You might not know it, but you (and I) have been working in the cloud for quite some time. For instance, raise your hand if you were one of the masses hanging in chat rooms in AOL in the 90s. (You can put your hand down now). You’ve probably been sending and receiving email longer than you can remember, too. We’ve all been working in the cloud to one extent or another, even before it was referred to as a cloud—as was discussed on a recent Science Friday program on NPR. And by the way, you’re still working (or playing) in the cloud—if you are on Facebook, or Yelp, or Spotify, or if you use Dropbox. What differentiates current cloud from early cloud is that what we can do today is much more sophisticated, and giving us more power to be productive.
Essentially, cloud is the central power station that extends productivity and enables greater interconnectivity. In fact, in today’s environment, we’re seeing SMB customers serving as the early adopters of public cloud applications and services and mobile devices like smartphones and tablets. In fact, there was a great blog recently on how to move to working in the cloud.
One of the more compelling aspects of cloud is how it actually helps even the playing field for businesses, rendering labels such as SMB or Enterprise irrelevant at times. Need evidence? The New York Times recently reported on Cycle Computing, a 20-person company that makes supercomputer software. By grouping a massive supercomputing cluster, with 50,000 processors, on Amazon Web Services (read: Cloud) to do drug compound simulations, it used its software as an operating system, and utilized resources from several Amazon data centers. Joining forces with two other small companies, they used up the equivalent of 12.5 processor years, but completed their mission in fewer than three hours. According to the article, the computing cost was less than $4,900 a hour. “This enables small companies and any researcher that has a grant to do science that they could never do before,” Jason Stowe, chief executive of Cycle Computing, said in an interview.

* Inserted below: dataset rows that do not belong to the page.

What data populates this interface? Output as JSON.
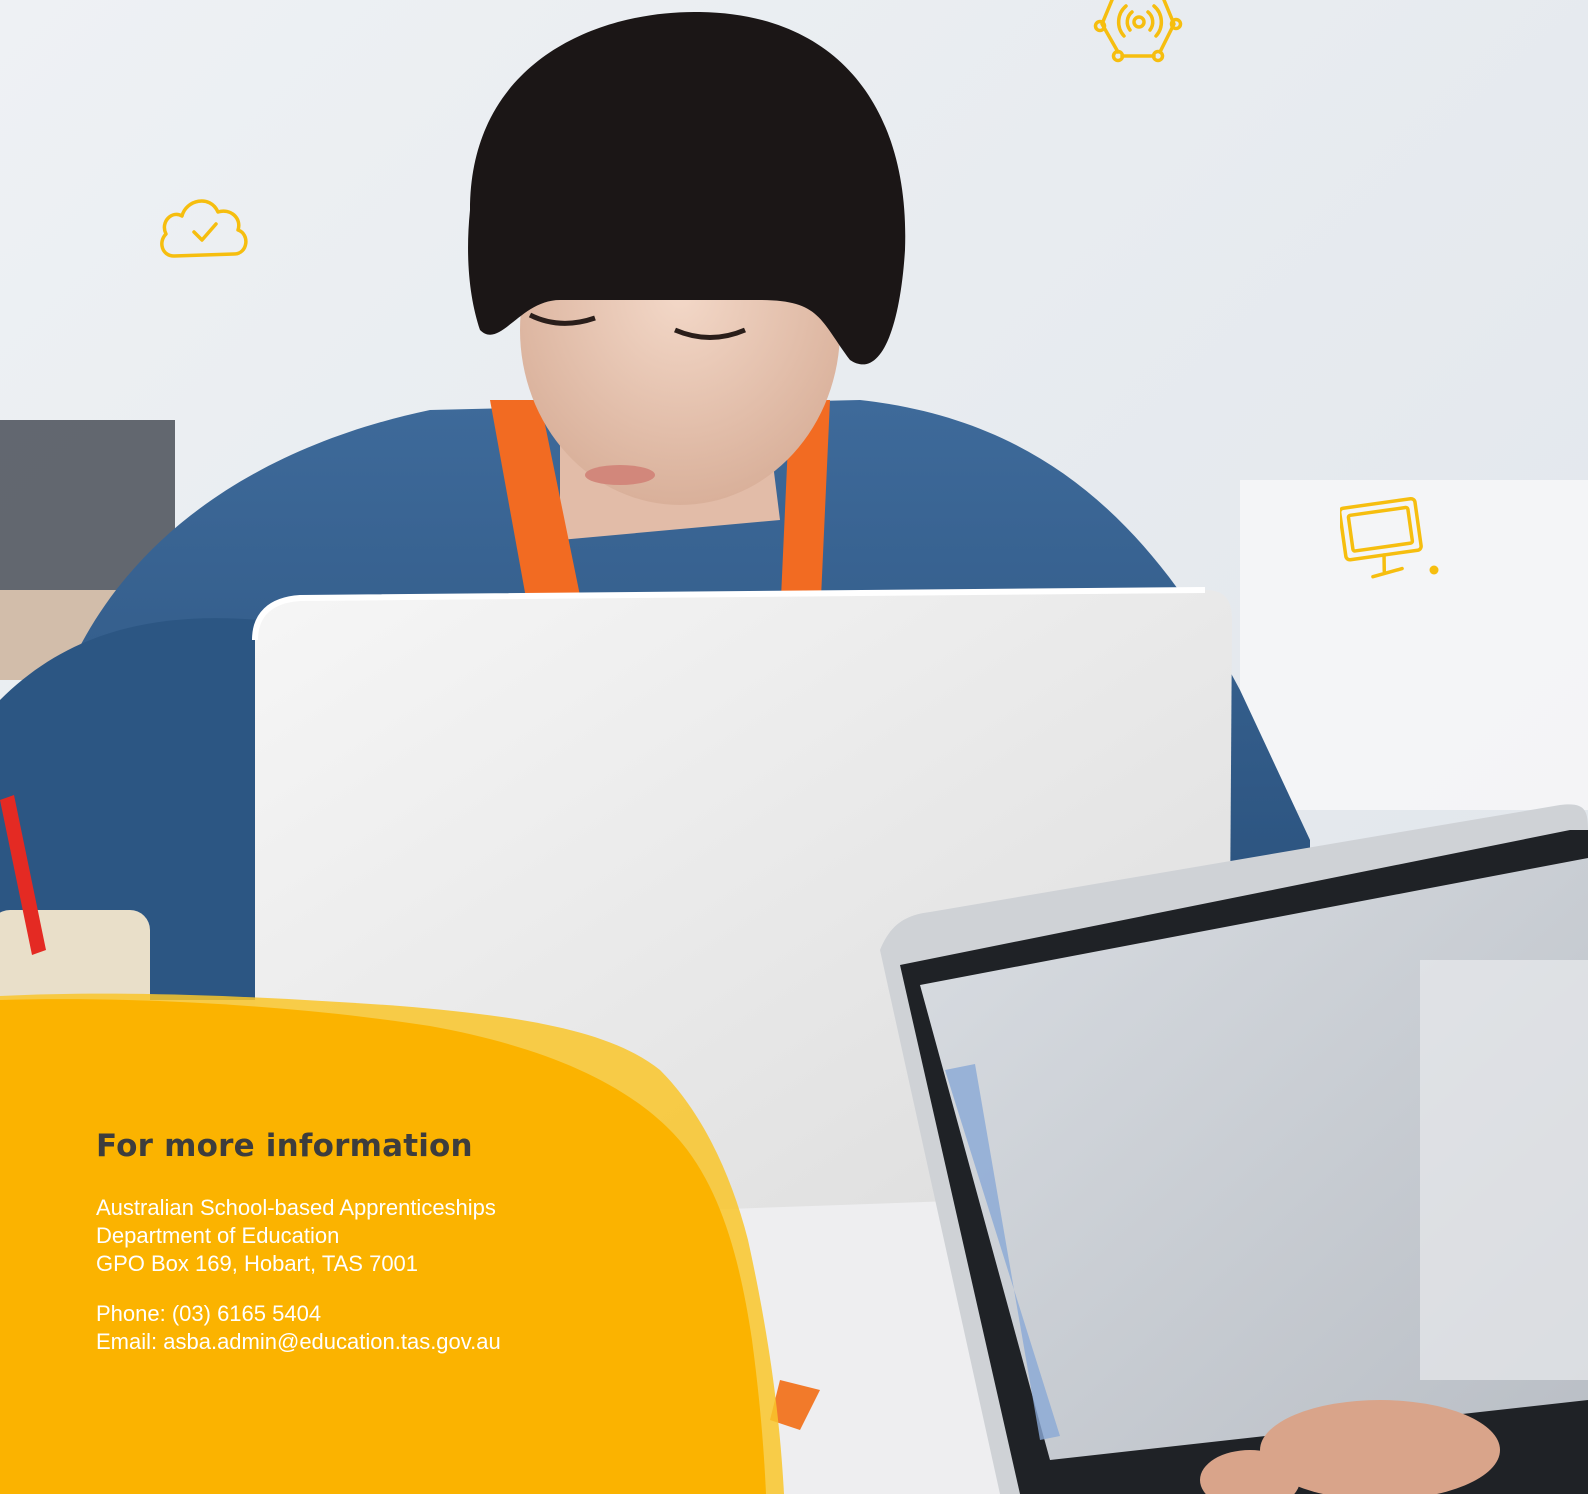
{
  "info": {
    "title": "For more information",
    "address": [
      "Australian School-based Apprenticeships",
      "Department of Education",
      "GPO Box 169, Hobart, TAS 7001"
    ],
    "phone": "Phone: (03) 6165 5404",
    "email_prefix": "Email: ",
    "email": "asba.admin@education.tas.gov.au"
  },
  "colors": {
    "accent_yellow": "#FBB300",
    "icon_yellow": "#F6BE0F",
    "title_gray": "#3D3D3D",
    "text_white": "#FFFFFF"
  },
  "icons": [
    "network-hexagon-icon",
    "cloud-check-icon",
    "desktop-monitor-icon"
  ]
}
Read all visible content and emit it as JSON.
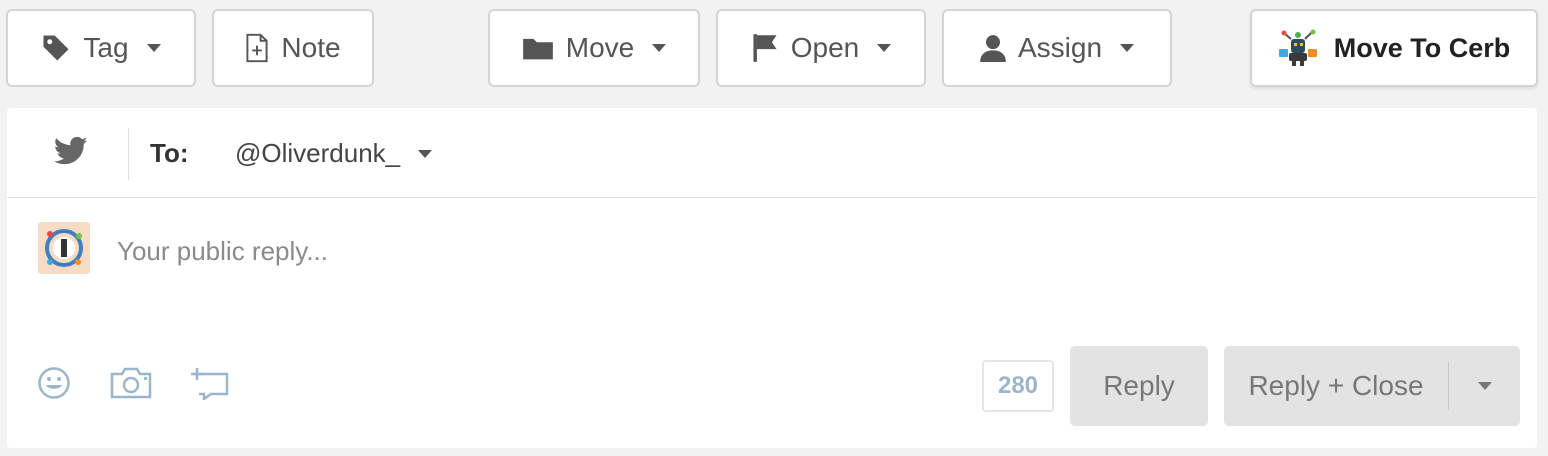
{
  "toolbar": {
    "tag_label": "Tag",
    "note_label": "Note",
    "move_label": "Move",
    "open_label": "Open",
    "assign_label": "Assign",
    "move_to_cerb_label": "Move To Cerb"
  },
  "compose": {
    "channel_icon": "twitter-icon",
    "to_label": "To:",
    "to_value": "@Oliverdunk_",
    "reply_placeholder": "Your public reply...",
    "char_count": "280",
    "reply_label": "Reply",
    "reply_close_label": "Reply + Close"
  },
  "colors": {
    "twitter_icon": "#666666",
    "count_text": "#9bb6c9",
    "tool_icon": "#9bb6c9",
    "button_disabled_bg": "#e3e3e3"
  }
}
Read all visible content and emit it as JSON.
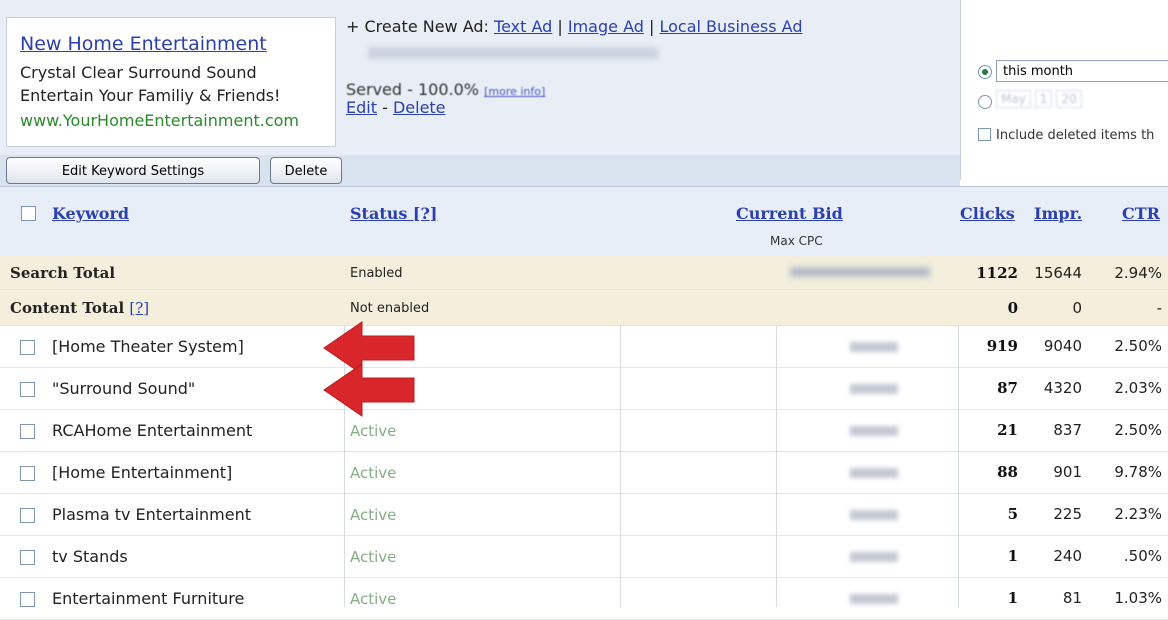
{
  "ad": {
    "title": "New Home Entertainment",
    "line1": "Crystal Clear Surround Sound",
    "line2": "Entertain Your Familiy & Friends!",
    "url": "www.YourHomeEntertainment.com"
  },
  "create": {
    "prefix": "+ Create New Ad:",
    "text_ad": "Text Ad",
    "image_ad": "Image Ad",
    "local_ad": "Local Business Ad",
    "sep": "|"
  },
  "served": {
    "label": "Served - 100.0%",
    "more_info": "[more info]",
    "edit": "Edit",
    "dash": "-",
    "delete": "Delete"
  },
  "date_panel": {
    "range_value": "this month",
    "month": "May",
    "day": "1",
    "year": "20",
    "include_label": "Include deleted items th"
  },
  "toolbar": {
    "edit_keyword_settings": "Edit Keyword Settings",
    "delete": "Delete"
  },
  "table": {
    "headers": {
      "keyword": "Keyword",
      "status": "Status [?]",
      "current_bid": "Current Bid",
      "max_cpc": "Max CPC",
      "clicks": "Clicks",
      "impr": "Impr.",
      "ctr": "CTR"
    },
    "search_total": {
      "label": "Search Total",
      "status": "Enabled",
      "clicks": "1122",
      "impr": "15644",
      "ctr": "2.94%"
    },
    "content_total": {
      "label": "Content Total",
      "help": "[?]",
      "status": "Not enabled",
      "clicks": "0",
      "impr": "0",
      "ctr": "-"
    },
    "rows": [
      {
        "keyword": "[Home Theater System]",
        "status": "",
        "clicks": "919",
        "impr": "9040",
        "ctr": "2.50%"
      },
      {
        "keyword": "\"Surround Sound\"",
        "status": "",
        "clicks": "87",
        "impr": "4320",
        "ctr": "2.03%"
      },
      {
        "keyword": "RCAHome Entertainment",
        "status": "Active",
        "clicks": "21",
        "impr": "837",
        "ctr": "2.50%"
      },
      {
        "keyword": "[Home Entertainment]",
        "status": "Active",
        "clicks": "88",
        "impr": "901",
        "ctr": "9.78%"
      },
      {
        "keyword": "Plasma tv Entertainment",
        "status": "Active",
        "clicks": "5",
        "impr": "225",
        "ctr": "2.23%"
      },
      {
        "keyword": "tv Stands",
        "status": "Active",
        "clicks": "1",
        "impr": "240",
        "ctr": ".50%"
      },
      {
        "keyword": "Entertainment Furniture",
        "status": "Active",
        "clicks": "1",
        "impr": "81",
        "ctr": "1.03%"
      }
    ]
  },
  "colors": {
    "link": "#2a3fb0",
    "active_status": "#84b084",
    "total_row_bg": "#f3efdc",
    "header_bg": "#e8eef7",
    "arrow_red": "#d8262b"
  }
}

As our reliance on the cloud grows, our expectations for speed and ease of access accelerate. And when you add mobility to the equation, you find new ways to work and drive business results: to make it easier for employees to be productive, partners to collaborate, and for customers to become more engaged—the potential opportunity is unlimited.
If you’ve got a good story that shows how you’ve been able to advance your business through cloud, let us know—we’d love to hear it.